What do people know you for? Being a curious combination of fun, different (strange), curious, out-of-the-norm, free-spirited, and a world traveller. Possessing an unique ability to shape occurrences into more artistic, or sometimes bizarre, or humorous positive vibrations. Dependable and compassionate; I was the main caregiver during my colleague’s terminal illness. Sincere interest in ancient Japanese (and other culture’s) traditions and customs, especially those connected to nature such as Shintoism. Some Japanese say I am deeply Japanese in my essence.
Thoughts on Kyoto: Kyoto = HOME! It is the core of Japanese history and culture. When my colleague and I began our quest for the ideal place in rural Japan to establish our studio, Kyoto was avoided. There’s an image in Japan that Kyoto folks are reserved, difficult to break the ice with, don’t mean what they say— snobbish and elitist even, probably because of their historical significance/status as the Old Capital cultural centre. After a year of unsuccessful house/studio searching, when we were discouraged and almost threw in the towel, good fortune (Karma) placed us into the hands of a carpenter from Ayabe, Kyoto. He took us under his wing and together we found the land, designed and built our home-studio step by step together, (at a most reasonable price to boot). So in the end, it turned out that it was a negative myth or rumours about Kyoto-ites. (However, we are rural people, not city dwellers, so there is a bit of a difference.) Unfortunately, like many cites, Kyoto until recently did not realize the value of its architectural heritage and destroyed plenty of the old to be replaced by the cheaper mass produced buildings. The average person simply can’t afford to rebuild in the “traditional” way. Because of the longevity of Kyoto, locals have retained unique everyday ceremonies and customs that other modern parts of Japan (Tokyo) have lost. Many tiny districts have festivals, not only of a religious significance. Paying respect to nature for the gifts and blessings of food and drink still, exist.
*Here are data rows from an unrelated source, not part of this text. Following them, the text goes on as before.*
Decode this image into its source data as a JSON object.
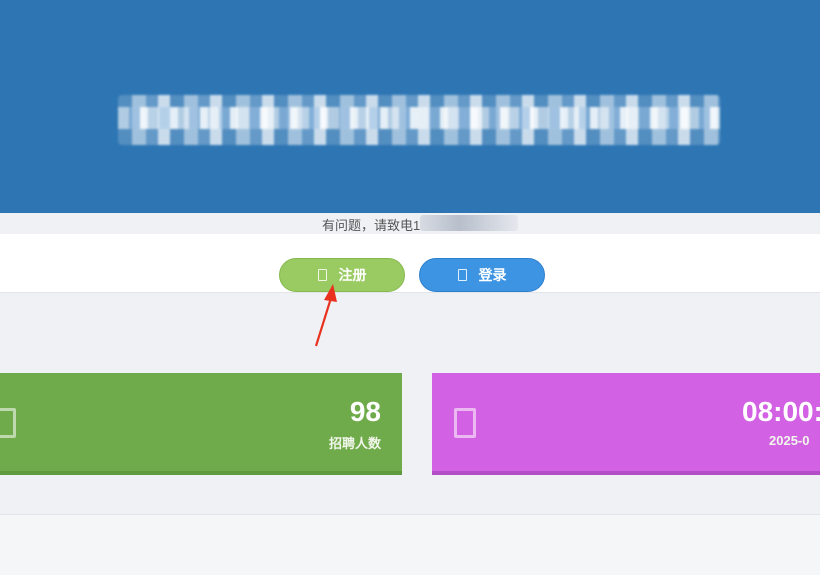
{
  "contact": {
    "text": "有问题，请致电1"
  },
  "auth": {
    "register_label": "注册",
    "login_label": "登录"
  },
  "cards": [
    {
      "value": "98",
      "label": "招聘人数",
      "icon": "document-icon",
      "color": "#70ab4b"
    },
    {
      "value": "08:00:",
      "label": "2025-0",
      "icon": "document-icon",
      "color": "#d262e3"
    }
  ],
  "colors": {
    "banner": "#2e76b3",
    "register": "#9acb62",
    "login": "#3d94e3",
    "arrow": "#e8321f"
  }
}
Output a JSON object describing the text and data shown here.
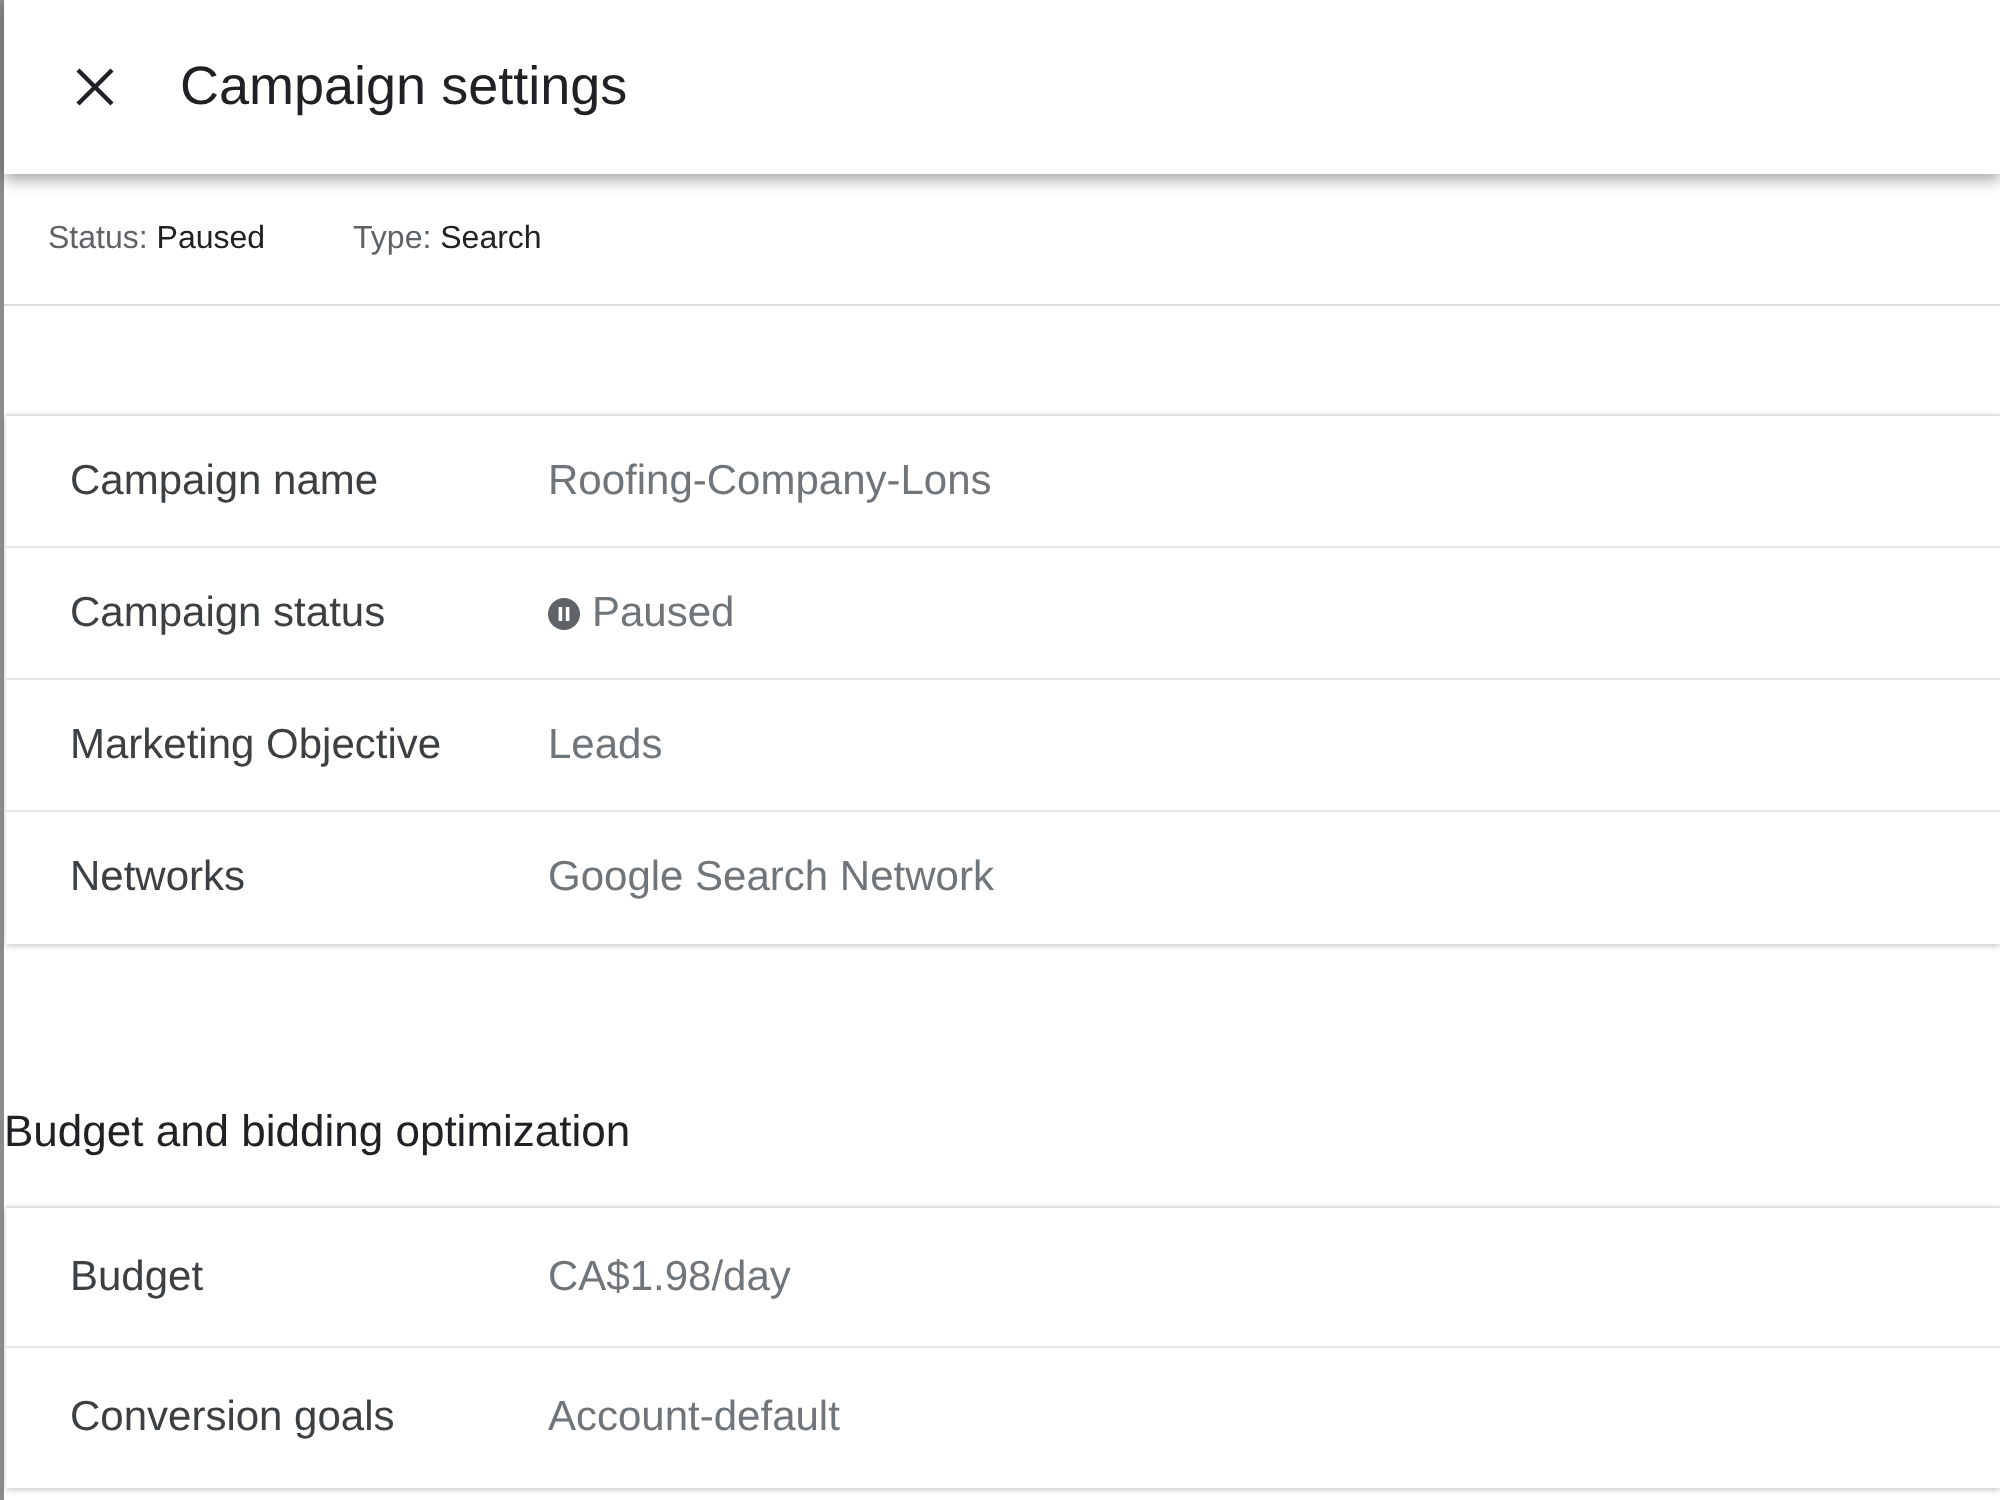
{
  "header": {
    "title": "Campaign settings"
  },
  "summary": [
    {
      "label": "Status:",
      "value": "Paused"
    },
    {
      "label": "Type:",
      "value": "Search"
    }
  ],
  "sections": [
    {
      "rows": [
        {
          "kind": "text",
          "label": "Campaign name",
          "value": "Roofing-Company-Lons"
        },
        {
          "kind": "status",
          "label": "Campaign status",
          "value": "Paused"
        },
        {
          "kind": "text",
          "label": "Marketing Objective",
          "value": "Leads"
        },
        {
          "kind": "text",
          "label": "Networks",
          "value": "Google Search Network"
        }
      ]
    },
    {
      "title": "Budget and bidding optimization",
      "rows": [
        {
          "kind": "text",
          "label": "Budget",
          "value": "CA$1.98/day"
        },
        {
          "kind": "text",
          "label": "Conversion goals",
          "value": "Account-default"
        }
      ]
    }
  ]
}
I met Tracey while she was visiting Vancouver through a mutual friend, Zak – who lives in Los Angeles (he went to that alternative high school with Tracey). In 2017 I was visiting Japan again and decided to go and photograph Tracey at her studio for the World People Project. She has created an amazing place, you feel the energy when you arrive also I had no idea that there is a lot of physical work with a wood-fired kiln in the country. It takes at least 20 hours up to 30 hours to get the kiln to the correct temperature, depending upon Tracey’s desired effect. Before that process even starts there is a lot of cutting and sorting wood. For the portrait we played with the idea of the outdoors, some of the images had Tracey with a chainsaw – the portrait presented has Tracey dressed in a poncho from one of her travels with an axe which is in contrast to our usual thinking of a potter sitting at a wheel in a gentle quiet setting.
Conversation & Portrait by Tallulah
May 2017, Kyoto, Japan
Published November 2018